Christy spoke about the similar case of "Gunnerkrigg Court." "We have a book called 'Gunnerkrigg Court' that is a webcomic that we have a hardcopy of. We sold 10,000 copies of the first edition, which is a $27.00 hard cover, through the book market. And we've sold like 800 through the direct market. 'Gunnerkrigg Court' is like Harry Potter for girls, and I don't know many 8 year old girls that go into regular comic book shops. When we can get a book like 'Gunnerkrigg' out to those 8 year old girls that should be reading it, and they can walk into any Borders or Barnes & Noble or Amazon or just order it online…that's an amazing thing.
"Those are people that wouldn't be reading comics otherwise. They would never be able to find 'Gunnerkrigg Court' if they had to go between issues of Spider-Man and X-Men to do it. This is a new age, a completely new age. And it's something to be happy about, because the audience is limitless. You can only go up from where you are right now, essentially," explained Christy.
(Color highlights mine)
Now every time they say "comics" in the above piece also add "movies, games, books, TV shows and music/audio" (and I'm sure there will be other things to add soon as well). I was lured into a discussion on Sunday regarding new media and gained some insights into the world of financing and how banks and financing institutions "see things" when it comes to loaning producers or entrepreneurs financing.
It really opened my eyes on a few things and how we as media makers have to change their perceptions with solid work that can work on the scale they loan money at (in other words, it doesn't make sense for them to loan money for anything less than $5m because the return on investment is so small. Banks also get nervous when you flip flop the distribution windows and release a DVD yourself without trying for a theatrical release -- even though THEY KNOW the theatrical release will lose money in most cases). They are looking to protect their back end return and the business model they know and have been working under says "Theatrical first."
But that's not the 21st century is it?
That's not a world with more laptops/computers and Iphones than actual televisions. That's not a world where Google - IF it is successful with its Android phone platform - will seriously compete with IPhone but with an open source coding framework for building phone applications.
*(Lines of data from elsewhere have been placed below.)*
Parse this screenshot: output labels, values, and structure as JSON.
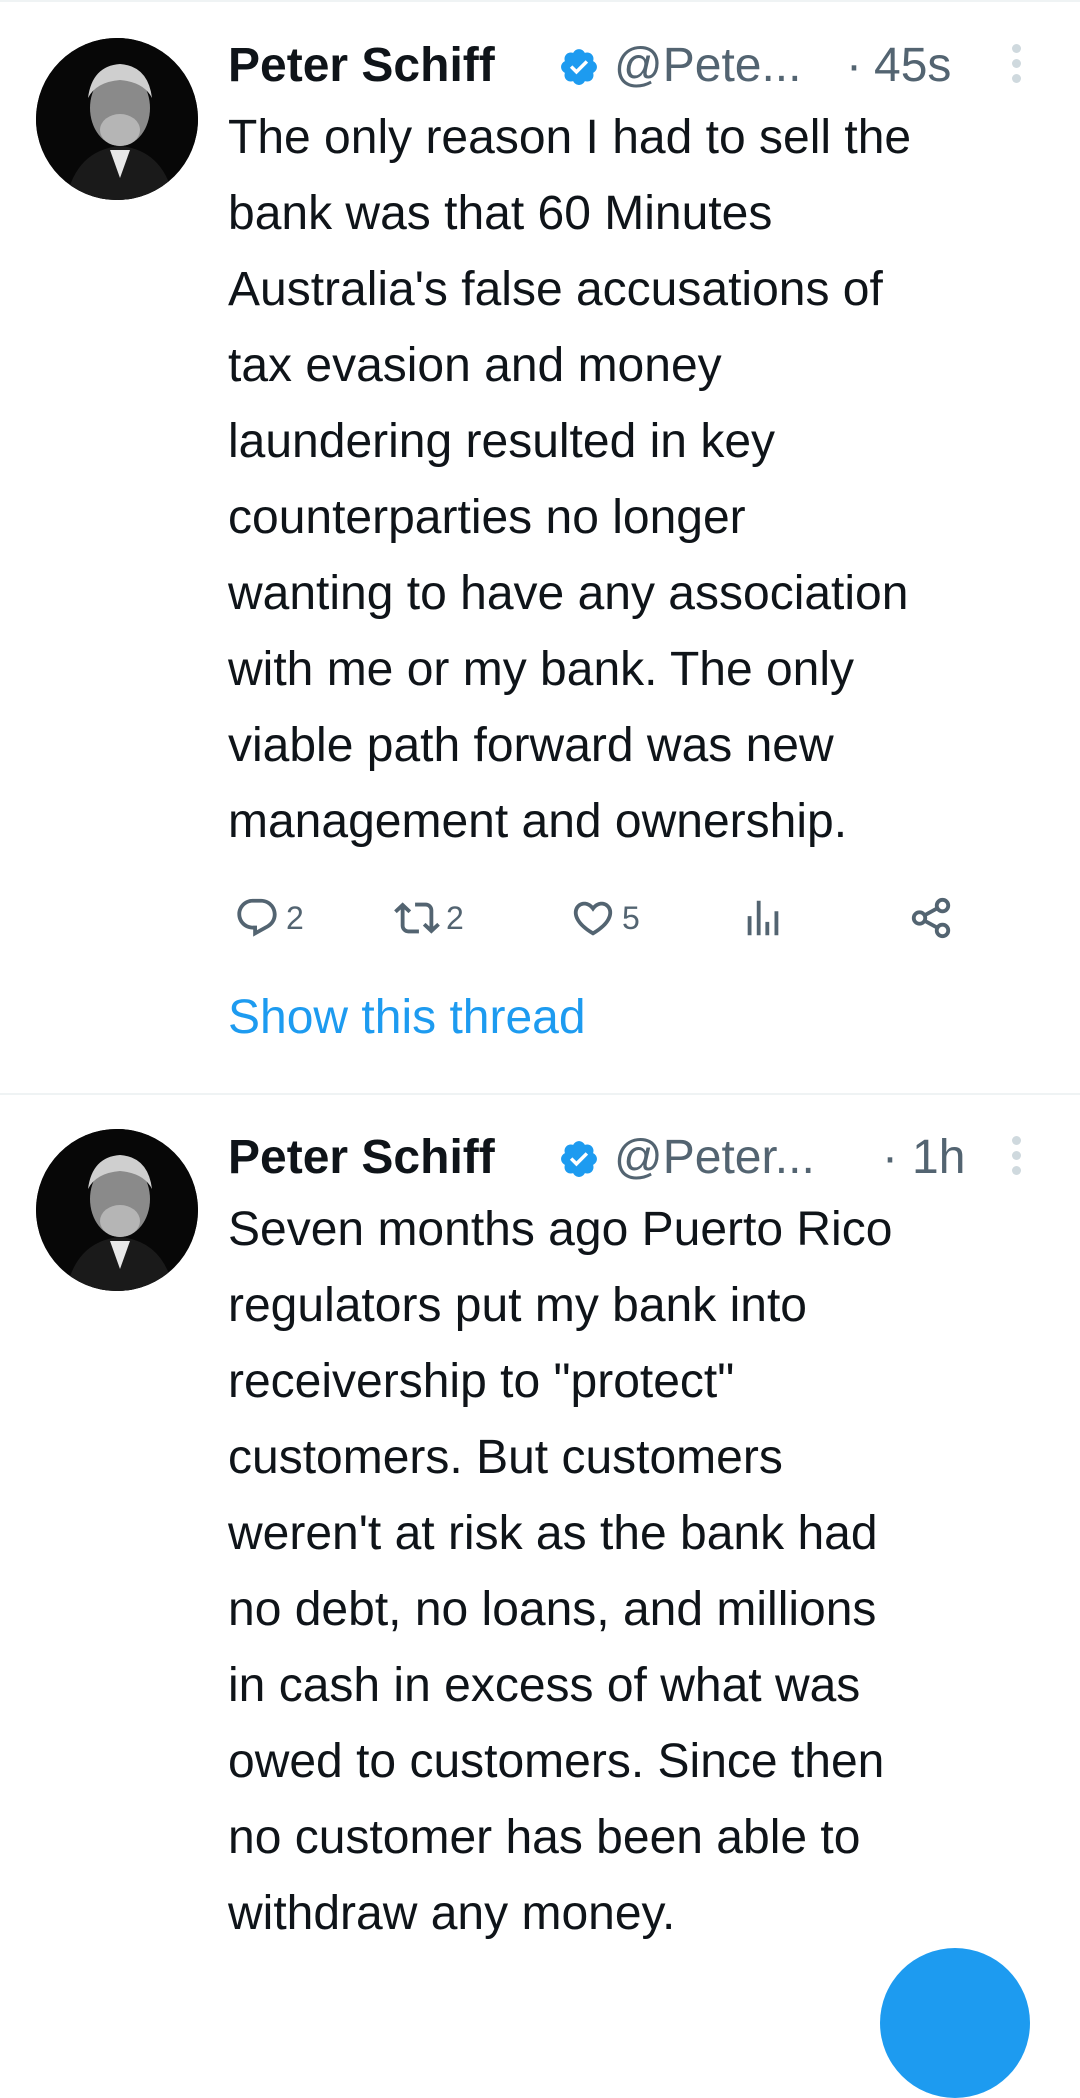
{
  "tweets": [
    {
      "author_name": "Peter Schiff",
      "handle": "@Pete...",
      "separator": "·",
      "time": "45s",
      "text": "The only reason I had to sell the\nbank was that 60 Minutes\nAustralia's false accusations of\ntax evasion and money\nlaundering resulted in key\ncounterparties no longer\nwanting to have any association\nwith me or my bank. The only\nviable path forward was new\nmanagement and ownership.",
      "stats": {
        "replies": "2",
        "retweets": "2",
        "likes": "5"
      },
      "show_thread": "Show this thread"
    },
    {
      "author_name": "Peter Schiff",
      "handle": "@Peter...",
      "separator": "·",
      "time": "1h",
      "text": "Seven months ago Puerto Rico\nregulators put my bank into\nreceivership to \"protect\"\ncustomers. But customers\nweren't at risk as the bank had\nno debt, no loans, and millions\nin cash in excess of what was\nowed to customers. Since then\nno customer has been able to\nwithdraw any money."
    }
  ],
  "icons": {
    "verified": "verified-badge-icon",
    "reply": "reply-icon",
    "retweet": "retweet-icon",
    "like": "heart-icon",
    "views": "views-icon",
    "share": "share-icon",
    "more": "more-options-icon"
  },
  "colors": {
    "accent": "#1d9bf0",
    "text": "#0f1419",
    "muted": "#536471",
    "divider": "#eff3f4"
  }
}
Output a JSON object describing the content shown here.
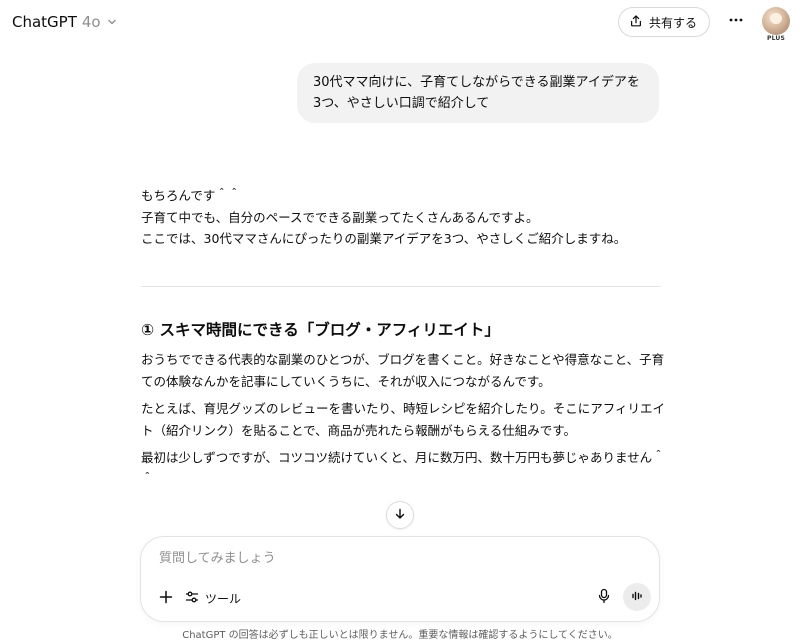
{
  "header": {
    "title": "ChatGPT",
    "model": "4o",
    "share_label": "共有する",
    "avatar_badge": "PLUS",
    "icons": {
      "chevron": "chevron-down-icon",
      "share": "share-icon",
      "more": "more-icon"
    }
  },
  "user_message": "30代ママ向けに、子育てしながらできる副業アイデアを3つ、やさしい口調で紹介して",
  "assistant": {
    "intro": [
      "もちろんです＾＾",
      "子育て中でも、自分のペースでできる副業ってたくさんあるんですよ。",
      "ここでは、30代ママさんにぴったりの副業アイデアを3つ、やさしくご紹介しますね。"
    ],
    "section1": {
      "heading": "① スキマ時間にできる「ブログ・アフィリエイト」",
      "paragraphs": [
        "おうちでできる代表的な副業のひとつが、ブログを書くこと。好きなことや得意なこと、子育ての体験なんかを記事にしていくうちに、それが収入につながるんです。",
        "たとえば、育児グッズのレビューを書いたり、時短レシピを紹介したり。そこにアフィリエイト（紹介リンク）を貼ることで、商品が売れたら報酬がもらえる仕組みです。",
        "最初は少しずつですが、コツコツ続けていくと、月に数万円、数十万円も夢じゃありません＾＾"
      ]
    }
  },
  "composer": {
    "placeholder": "質問してみましょう",
    "tools_label": "ツール",
    "icons": {
      "plus": "plus-icon",
      "tools": "sliders-icon",
      "mic": "mic-icon",
      "voice": "voice-mode-icon"
    }
  },
  "footer_note": "ChatGPT の回答は必ずしも正しいとは限りません。重要な情報は確認するようにしてください。"
}
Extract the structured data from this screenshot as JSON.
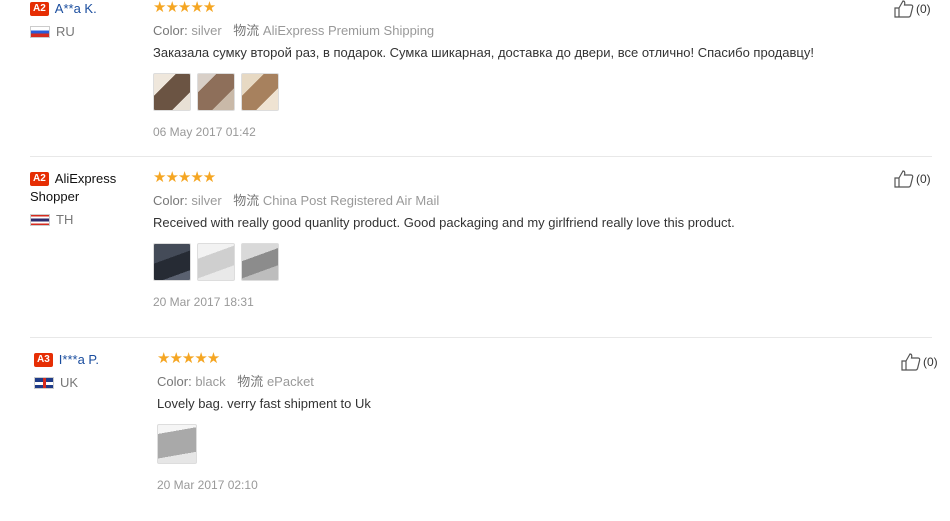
{
  "reviews": [
    {
      "level": "A2",
      "user": "A**a K.",
      "user_line2": "",
      "country": "RU",
      "stars": "★★★★★",
      "color_label": "Color:",
      "color_value": "silver",
      "ship_label": "物流",
      "ship_value": "AliExpress Premium Shipping",
      "text": "Заказала сумку второй раз, в подарок. Сумка шикарная, доставка до двери, все отлично! Спасибо продавцу!",
      "date": "06 May 2017 01:42",
      "helpful": "(0)",
      "photos": [
        "bag-photo-1",
        "bag-photo-2",
        "bag-photo-3"
      ]
    },
    {
      "level": "A2",
      "user": "AliExpress",
      "user_line2": "Shopper",
      "country": "TH",
      "stars": "★★★★★",
      "color_label": "Color:",
      "color_value": "silver",
      "ship_label": "物流",
      "ship_value": "China Post Registered Air Mail",
      "text": "Received with really good quanlity product. Good packaging and my girlfriend really love this product.",
      "date": "20 Mar 2017 18:31",
      "helpful": "(0)",
      "photos": [
        "bag-photo-1",
        "bag-photo-2",
        "bag-photo-3"
      ]
    },
    {
      "level": "A3",
      "user": "I***a P.",
      "user_line2": "",
      "country": "UK",
      "stars": "★★★★★",
      "color_label": "Color:",
      "color_value": "black",
      "ship_label": "物流",
      "ship_value": "ePacket",
      "text": "Lovely bag. verry fast shipment to Uk",
      "date": "20 Mar 2017 02:10",
      "helpful": "(0)",
      "photos": [
        "bag-photo-1"
      ]
    }
  ],
  "colors": {
    "star": "#f5a623",
    "level_badge": "#e62e04",
    "username": "#1a4d9e"
  }
}
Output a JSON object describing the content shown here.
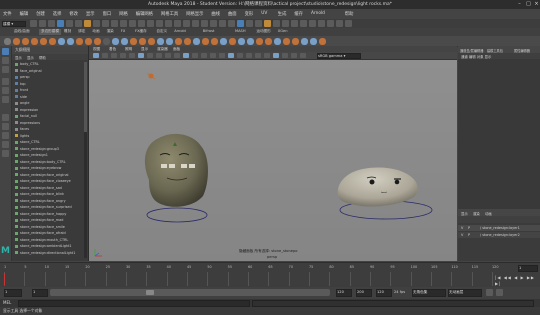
{
  "window": {
    "title": "Autodesk Maya 2018 - Student Version: H:\\网络课程资料\\actical project\\studio\\stone_redesign\\light rocks.ma*"
  },
  "menubar": {
    "items": [
      "文件",
      "编辑",
      "创建",
      "选择",
      "修改",
      "显示",
      "窗口",
      "网格",
      "编辑网格",
      "网格工具",
      "网格显示",
      "曲线",
      "曲面",
      "变形",
      "UV",
      "生成",
      "缓存",
      "Arnold",
      "帮助"
    ]
  },
  "statusline": {
    "mode": "建模"
  },
  "shelf": {
    "tabs": [
      "曲线/曲面",
      "多边形建模",
      "雕刻",
      "绑定",
      "动画",
      "渲染",
      "FX",
      "FX缓存",
      "自定义",
      "Arnold",
      "Bifrost",
      "MASH",
      "运动图形",
      "XGen"
    ],
    "active_tab": "多边形建模"
  },
  "outliner": {
    "header": "大纲视图",
    "menu": [
      "显示",
      "显示",
      "帮助"
    ],
    "items": [
      {
        "name": "body_CTRL"
      },
      {
        "name": "face_original"
      },
      {
        "name": "persp"
      },
      {
        "name": "top"
      },
      {
        "name": "front"
      },
      {
        "name": "side"
      },
      {
        "name": "angle"
      },
      {
        "name": "expression"
      },
      {
        "name": "facial_null"
      },
      {
        "name": "expressions"
      },
      {
        "name": "faces"
      },
      {
        "name": "lights"
      },
      {
        "name": "stone_CTRL"
      },
      {
        "name": "stone_redesign:group3"
      },
      {
        "name": "stone_redesign1"
      },
      {
        "name": "stone_redesign:body_CTRL"
      },
      {
        "name": "stone_redesign:eyebrow"
      },
      {
        "name": "stone_redesign:face_original"
      },
      {
        "name": "stone_redesign:face_closeeye"
      },
      {
        "name": "stone_redesign:face_sad"
      },
      {
        "name": "stone_redesign:face_blink"
      },
      {
        "name": "stone_redesign:face_angry"
      },
      {
        "name": "stone_redesign:face_surprised"
      },
      {
        "name": "stone_redesign:face_happy"
      },
      {
        "name": "stone_redesign:face_mad"
      },
      {
        "name": "stone_redesign:face_smile"
      },
      {
        "name": "stone_redesign:face_afraid"
      },
      {
        "name": "stone_redesign:mouth_CTRL"
      },
      {
        "name": "stone_redesign:ambientLight1"
      },
      {
        "name": "stone_redesign:directionalLight1"
      }
    ]
  },
  "viewport": {
    "menus": [
      "视图",
      "着色",
      "照明",
      "显示",
      "渲染器",
      "面板"
    ],
    "camera_label": "persp",
    "hud_line1": "隐藏面板 所有选择: stone_stonepo",
    "colorspace": "sRGB gamma"
  },
  "channelbox": {
    "tabs": [
      "通道盒/层编辑器",
      "建模工具包",
      "属性编辑器"
    ],
    "layer_menu": [
      "显示",
      "渲染",
      "动画"
    ],
    "layers": [
      {
        "v": "V",
        "p": "P",
        "name": "/ stone_redesign:layer1"
      },
      {
        "v": "V",
        "p": "P",
        "name": "/ stone_redesign:layer2"
      }
    ]
  },
  "timeline": {
    "ticks": [
      "1",
      "5",
      "10",
      "15",
      "20",
      "25",
      "30",
      "35",
      "40",
      "45",
      "50",
      "55",
      "60",
      "65",
      "70",
      "75",
      "80",
      "85",
      "90",
      "95",
      "100",
      "105",
      "110",
      "115",
      "120"
    ],
    "current_frame": "1"
  },
  "range": {
    "start": "1",
    "inner_start": "1",
    "inner_end": "120",
    "end": "200",
    "end2": "120",
    "char_set": "无角色集",
    "anim_layer": "无动画层",
    "fps": "24 fps"
  },
  "cmd": {
    "label": "MEL",
    "helpline": "显示工具 选择一个对象"
  },
  "colors": {
    "accent_blue": "#4a7fb5",
    "viewport_bg": "#8a8a8a",
    "rock_dark": "#6b6852",
    "rock_light": "#b7b2a4",
    "maya_logo": "#2fb3a8"
  }
}
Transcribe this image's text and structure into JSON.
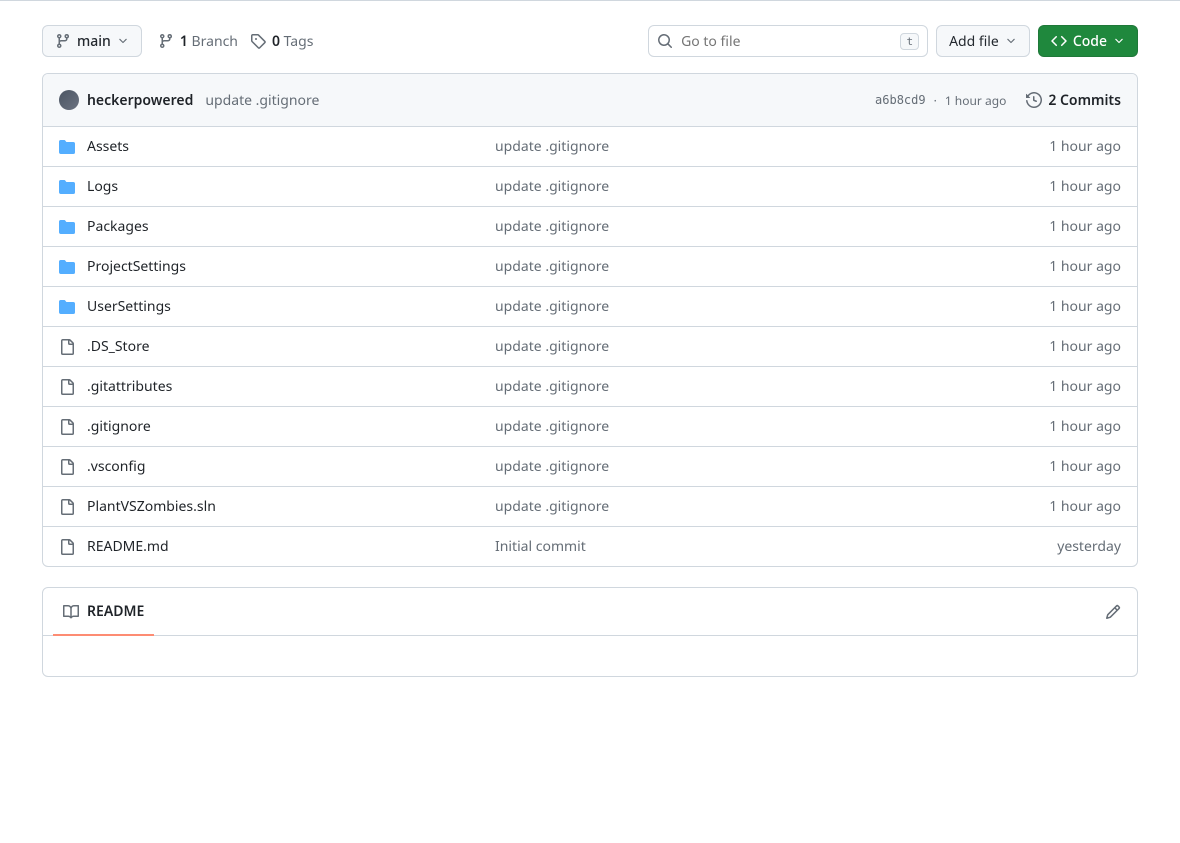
{
  "branch": {
    "label": "main"
  },
  "stats": {
    "branches_count": "1",
    "branches_label": "Branch",
    "tags_count": "0",
    "tags_label": "Tags"
  },
  "search": {
    "placeholder": "Go to file",
    "kbd": "t"
  },
  "buttons": {
    "add_file": "Add file",
    "code": "Code"
  },
  "latest_commit": {
    "author": "heckerpowered",
    "message": "update .gitignore",
    "sha": "a6b8cd9",
    "relative_time": "1 hour ago",
    "commits_count": "2",
    "commits_label": "Commits"
  },
  "files": [
    {
      "type": "folder",
      "name": "Assets",
      "message": "update .gitignore",
      "time": "1 hour ago"
    },
    {
      "type": "folder",
      "name": "Logs",
      "message": "update .gitignore",
      "time": "1 hour ago"
    },
    {
      "type": "folder",
      "name": "Packages",
      "message": "update .gitignore",
      "time": "1 hour ago"
    },
    {
      "type": "folder",
      "name": "ProjectSettings",
      "message": "update .gitignore",
      "time": "1 hour ago"
    },
    {
      "type": "folder",
      "name": "UserSettings",
      "message": "update .gitignore",
      "time": "1 hour ago"
    },
    {
      "type": "file",
      "name": ".DS_Store",
      "message": "update .gitignore",
      "time": "1 hour ago"
    },
    {
      "type": "file",
      "name": ".gitattributes",
      "message": "update .gitignore",
      "time": "1 hour ago"
    },
    {
      "type": "file",
      "name": ".gitignore",
      "message": "update .gitignore",
      "time": "1 hour ago"
    },
    {
      "type": "file",
      "name": ".vsconfig",
      "message": "update .gitignore",
      "time": "1 hour ago"
    },
    {
      "type": "file",
      "name": "PlantVSZombies.sln",
      "message": "update .gitignore",
      "time": "1 hour ago"
    },
    {
      "type": "file",
      "name": "README.md",
      "message": "Initial commit",
      "time": "yesterday"
    }
  ],
  "readme": {
    "tab_label": "README"
  }
}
It is conceivable - in this bastard's twisted mind anyway - that we will be making programs for that phone and laptop with story connections elsewhere on the web accessible via that mobile device. So not only will you be able to watch that KNIGHTMARE web serial/TV/Movie hybrid show -- but you will be able to listen to the classic radio shows too -- and read the pulp novel (pending) -- and play the game -- and read the webcomic -- and discuss all of the above in the forum -- or buy the t-shirt -- or dozens of other world dominating plots I haven't even concocted yet.
But if the response on this little experiment of mine is any indication - there's an audience there that wants to not only watch - but use - their media. If you hook them, and feed them regularly then the rewards will be there.
But I can't use my media in a theater (or at a comic book shop). I can share the experience with a limited number of people... but that's so 20th century.
I'm living in the 21st. Things are faster, wider and more involved. They're also cheaper and that's something any business lender can get behind.
More (rants) as this develops.
(And for those of you thinking that digital will replace print, I have to say "yes and no". It will replace certain aspects of print - floppies - but will reinforce the collectible print editions. One only has to look at the Japanese manga industry to see how this is working. It is a model that can be used for a variety of media)